One of the first things I made was dried corn. My aunt had a farm, pigs and all that stuff. I was seven years old and we went to collect the maize during the harvest, cut the maize and put it on the mosquito nets. That’s how we used to dry it in Oklahoma, because it’s so hot, and it dries for three or four days, and then we make it for soups. It was one of the first things I did and one of the things I almost always copy from there.
Growing up in the Midwest, we did a unit on local Native American nations, but that probably wasn’t accurate at all. Do people have a lot of misconceptions about Native American foods?
We haven’t talked about fried bread – a lot of people think that’s what [all Native Americans] made. It’s not true. And I always knew that, just because of the different foods we had. [Fry bread] looks more like pow wow food. It was something that was given to Native Americans on the reservation when they first moved there, probably in the 1800s. To this day we eat it when I go back to Oklahoma, but I eat it as a party, not like an everyday meal.
There’s a lot of talk today about food sovereignty with people of color, especially African Americans, but it was an issue for Native Americans first. How has being uprooted from your land and traditional eating habits affected people’s health?
It was almost [devastating] health. Can you imagine being expelled from your homeland? I can only come from my own experience, but my family has been affected by diabetes and loss of limbs, heart disease, cancer and things like that.
Me and my sister were a year apart. And she died of cancer, leaving behind seven children.

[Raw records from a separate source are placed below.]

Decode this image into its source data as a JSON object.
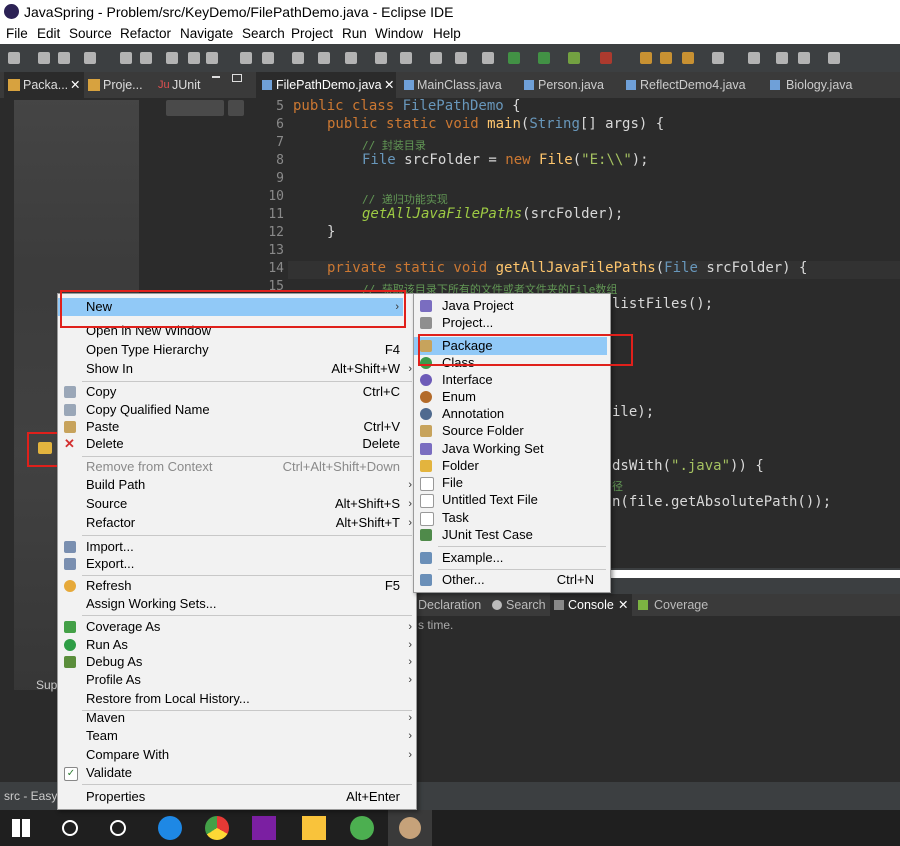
{
  "window": {
    "title": "JavaSpring - Problem/src/KeyDemo/FilePathDemo.java - Eclipse IDE"
  },
  "menubar": [
    "File",
    "Edit",
    "Source",
    "Refactor",
    "Navigate",
    "Search",
    "Project",
    "Run",
    "Window",
    "Help"
  ],
  "left_tabs": [
    "Packa...",
    "Proje...",
    "JUnit"
  ],
  "editor_tabs": [
    "FilePathDemo.java",
    "MainClass.java",
    "Person.java",
    "ReflectDemo4.java",
    "Biology.java"
  ],
  "code": {
    "line_numbers": [
      "5",
      "6",
      "7",
      "8",
      "9",
      "10",
      "11",
      "12",
      "13",
      "14",
      "15"
    ],
    "l5": {
      "kw": "public class ",
      "name": "FilePathDemo",
      "rest": " {"
    },
    "l6": {
      "kw": "public static void ",
      "fn": "main",
      "p1": "(",
      "ty": "String",
      "p2": "[] args) {"
    },
    "l7": {
      "cm": "// 封装目录"
    },
    "l8": {
      "ty": "File",
      "v": " srcFolder = ",
      "kw": "new ",
      "fn": "File",
      "p": "(",
      "st": "\"E:\\\\\"",
      "end": ");"
    },
    "l10": {
      "cm": "// 递归功能实现"
    },
    "l11": {
      "it": "getAllJavaFilePaths",
      "rest": "(srcFolder);"
    },
    "l12": {
      "rest": "}"
    },
    "l14": {
      "kw": "private static void ",
      "fn": "getAllJavaFilePaths",
      "p": "(",
      "ty": "File",
      "rest": " srcFolder) {"
    },
    "l15": {
      "cm": "// 获取该目录下所有的文件或者文件夹的File数组"
    },
    "frag1": "listFiles();",
    "frag2": "ile);",
    "frag3_a": "dsWith(",
    "frag3_b": "\".java\"",
    "frag3_c": ")) {",
    "frag4": "径",
    "frag5": "n(file.getAbsolutePath());"
  },
  "bottom_tabs": [
    "Declaration",
    "Search",
    "Console",
    "Coverage"
  ],
  "console_text": "s time.",
  "status_text": "src - Easy",
  "left_partial": "Sup",
  "context_menu": {
    "items": [
      {
        "label": "New",
        "shortcut": "",
        "arrow": true,
        "icon": "",
        "highlight": true
      },
      {
        "label": "Open in New Window",
        "shortcut": ""
      },
      {
        "label": "Open Type Hierarchy",
        "shortcut": "F4"
      },
      {
        "label": "Show In",
        "shortcut": "Alt+Shift+W",
        "arrow": true
      },
      {
        "label": "Copy",
        "shortcut": "Ctrl+C",
        "icon": "copy-icon"
      },
      {
        "label": "Copy Qualified Name",
        "shortcut": "",
        "icon": "copy-icon"
      },
      {
        "label": "Paste",
        "shortcut": "Ctrl+V",
        "icon": "paste-icon"
      },
      {
        "label": "Delete",
        "shortcut": "Delete",
        "icon": "delete-icon"
      },
      {
        "label": "Remove from Context",
        "shortcut": "Ctrl+Alt+Shift+Down",
        "disabled": true
      },
      {
        "label": "Build Path",
        "shortcut": "",
        "arrow": true
      },
      {
        "label": "Source",
        "shortcut": "Alt+Shift+S",
        "arrow": true
      },
      {
        "label": "Refactor",
        "shortcut": "Alt+Shift+T",
        "arrow": true
      },
      {
        "label": "Import...",
        "shortcut": "",
        "icon": "import-icon"
      },
      {
        "label": "Export...",
        "shortcut": "",
        "icon": "export-icon"
      },
      {
        "label": "Refresh",
        "shortcut": "F5",
        "icon": "refresh-icon"
      },
      {
        "label": "Assign Working Sets...",
        "shortcut": ""
      },
      {
        "label": "Coverage As",
        "shortcut": "",
        "arrow": true,
        "icon": "coverage-icon"
      },
      {
        "label": "Run As",
        "shortcut": "",
        "arrow": true,
        "icon": "run-icon"
      },
      {
        "label": "Debug As",
        "shortcut": "",
        "arrow": true,
        "icon": "debug-icon"
      },
      {
        "label": "Profile As",
        "shortcut": "",
        "arrow": true
      },
      {
        "label": "Restore from Local History...",
        "shortcut": ""
      },
      {
        "label": "Maven",
        "shortcut": "",
        "arrow": true
      },
      {
        "label": "Team",
        "shortcut": "",
        "arrow": true
      },
      {
        "label": "Compare With",
        "shortcut": "",
        "arrow": true
      },
      {
        "label": "Validate",
        "shortcut": "",
        "icon": "check-icon"
      },
      {
        "label": "Properties",
        "shortcut": "Alt+Enter"
      }
    ]
  },
  "submenu": {
    "items": [
      {
        "label": "Java Project",
        "icon": "java-project-icon"
      },
      {
        "label": "Project...",
        "icon": "project-icon"
      },
      {
        "label": "Package",
        "icon": "package-icon",
        "highlight": true
      },
      {
        "label": "Class",
        "icon": "class-icon"
      },
      {
        "label": "Interface",
        "icon": "interface-icon"
      },
      {
        "label": "Enum",
        "icon": "enum-icon"
      },
      {
        "label": "Annotation",
        "icon": "annotation-icon"
      },
      {
        "label": "Source Folder",
        "icon": "source-folder-icon"
      },
      {
        "label": "Java Working Set",
        "icon": "working-set-icon"
      },
      {
        "label": "Folder",
        "icon": "folder-icon"
      },
      {
        "label": "File",
        "icon": "file-icon"
      },
      {
        "label": "Untitled Text File",
        "icon": "text-file-icon"
      },
      {
        "label": "Task",
        "icon": "task-icon"
      },
      {
        "label": "JUnit Test Case",
        "icon": "junit-icon"
      },
      {
        "label": "Example...",
        "icon": "example-icon"
      },
      {
        "label": "Other...",
        "icon": "other-icon",
        "shortcut": "Ctrl+N"
      }
    ]
  },
  "colors": {
    "highlight": "#91c9f7",
    "annotation_red": "#e0201b",
    "editor_bg": "#2b2b2b"
  }
}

Does that make you think that if we ate better, could we have done more to prevent this? It makes me want to work harder.